West Indies Cricket Board (WICB) president Dave Cameron has steered clear of trying to explain why the door has been closed on the T&T pair Dwayne Bravo and Keiron Pollard.
The two players have been overlooked since the West Indies tour of South Africa and some pundits have remarked that they are being punished for their roles in the aborted tour of India last October. Cameron was questioned about their omission from the tour at the WICB’s final Town Hall meeting at the Chaguanas Borough Corporation Building on Friday night.
Cameron said the decision to choose players was the responsibility of the selectors and he left it there. He made it clear that a number of players who have left the West Indies Players Association (Wipa) will not be victimised, as the WICB was a separate entity from the players association.
He did, however, mention: “It is sad to see the players giving up an opportunity to have a body represent them. This does not mean that those who I am hearing left, cannot speak to the board.”
Asked if Bravo and Pollard wanted to speak to the board, Cameron asked: “For what?”
Pressed further he said that they would have to understand that there are rules of engagement that are in place.
Apart from the Bravo and Pollard issue, Cameron handled the meeting well, which at times presented him with difficult questions.
Queen’s Park manager Jeffrey Guillen asked him how come he was still president of the WICB after his role in the board accumulating a debt of US$42M. Cameron replied that whatever decision was made to deal with the aborted tour was a board decision but he took full responsibility as head of the organisation.
According to Cameron :”Looking at the India situation and what it has brought, probably it had to happen to force change in West Indies cricket.

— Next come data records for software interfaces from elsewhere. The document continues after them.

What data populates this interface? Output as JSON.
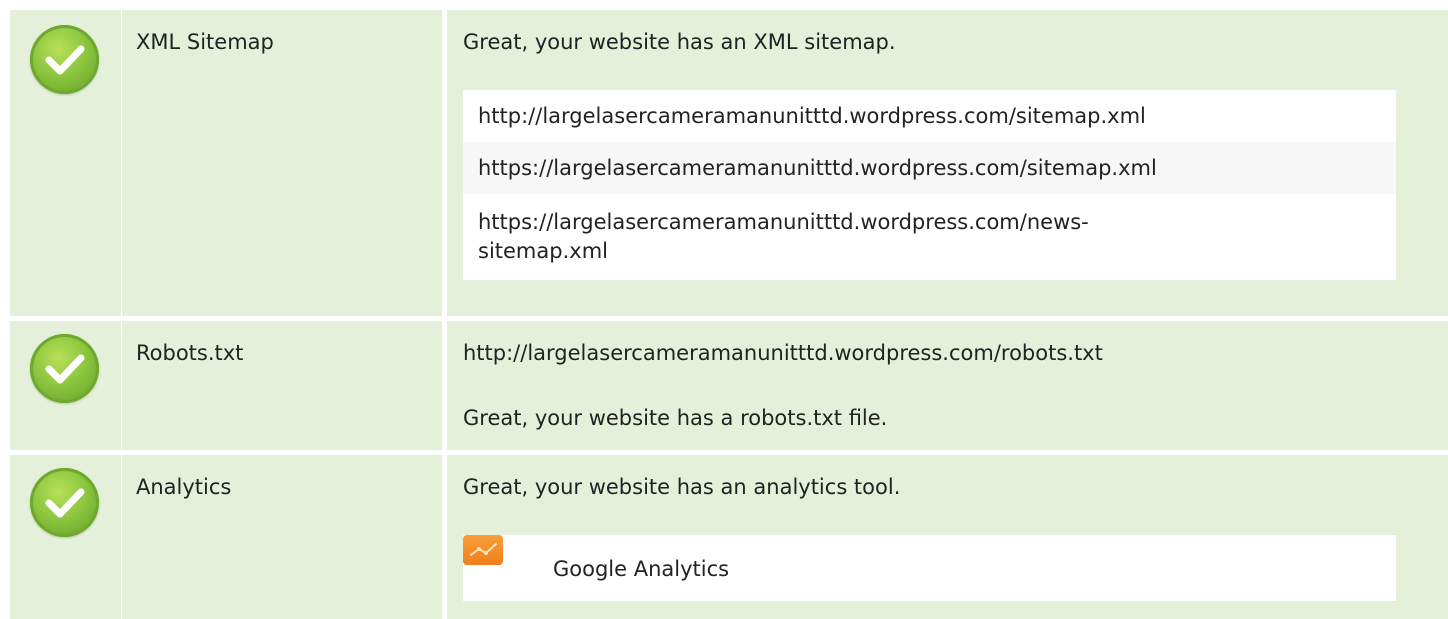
{
  "checks": [
    {
      "label": "XML Sitemap",
      "message": "Great, your website has an XML sitemap.",
      "urls": [
        "http://largelasercameramanunitttd.wordpress.com/sitemap.xml",
        "https://largelasercameramanunitttd.wordpress.com/sitemap.xml",
        "https://largelasercameramanunitttd.wordpress.com/news-sitemap.xml"
      ],
      "status_icon": "check-circle-icon"
    },
    {
      "label": "Robots.txt",
      "url": "http://largelasercameramanunitttd.wordpress.com/robots.txt",
      "message": "Great, your website has a robots.txt file.",
      "status_icon": "check-circle-icon"
    },
    {
      "label": "Analytics",
      "message": "Great, your website has an analytics tool.",
      "tools": [
        {
          "name": "Google Analytics",
          "icon": "google-analytics-icon"
        }
      ],
      "status_icon": "check-circle-icon"
    }
  ],
  "colors": {
    "row_background": "#e4f0da",
    "check_green": "#8cc63f",
    "analytics_orange": "#f29a2e"
  }
}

We at the WICB is now building a team and not individuals and we think this is the way to go.” One of the points of discussion over the India incident was the fact that the players went to India without signed contracts. Cameron assured all that the players have already gotten their contracts for the upcoming Sri Lankan tour, pointing to the fact that it was one of the lessons learnt.
The Jamaican added that the India situation in terms of the US$42M bill and the severing of bi-lateral tours remain at the same but there is a meeting of the International Cricket Council (ICC) on October 10 where they are expected to deal with the matter. “We have an ICC board meeting on October 10 and we plan to deal with the matter. Hopefully when I get back to the region I would be able to report positively on the India situation because they are due to tour here next year.
Cameron used the opportunity to promote the work of the WICB and said that all sectors of the cricketing fraternity will receive assistance from the board.
Ramdin stats failed him
One of the burning questions that members of the audience put to Cameron was the axing of Denesh Ramdin as captain of the West Indies Test team. Without coming out outright and saying that Ramdin was dropped for his poor batting form, Cameron said :”Numbers are a strange thing. I always tell people that if you use the players was initials but not their own initials and pick a team on numbers you would be surprised as to what you come up with. Ramdin’s average over a period leading into his captaincy showed he was averaging 40. When you take a look at his average while as captain it is 22. So sometimes we have to take a close look at these things in an effort to get answers.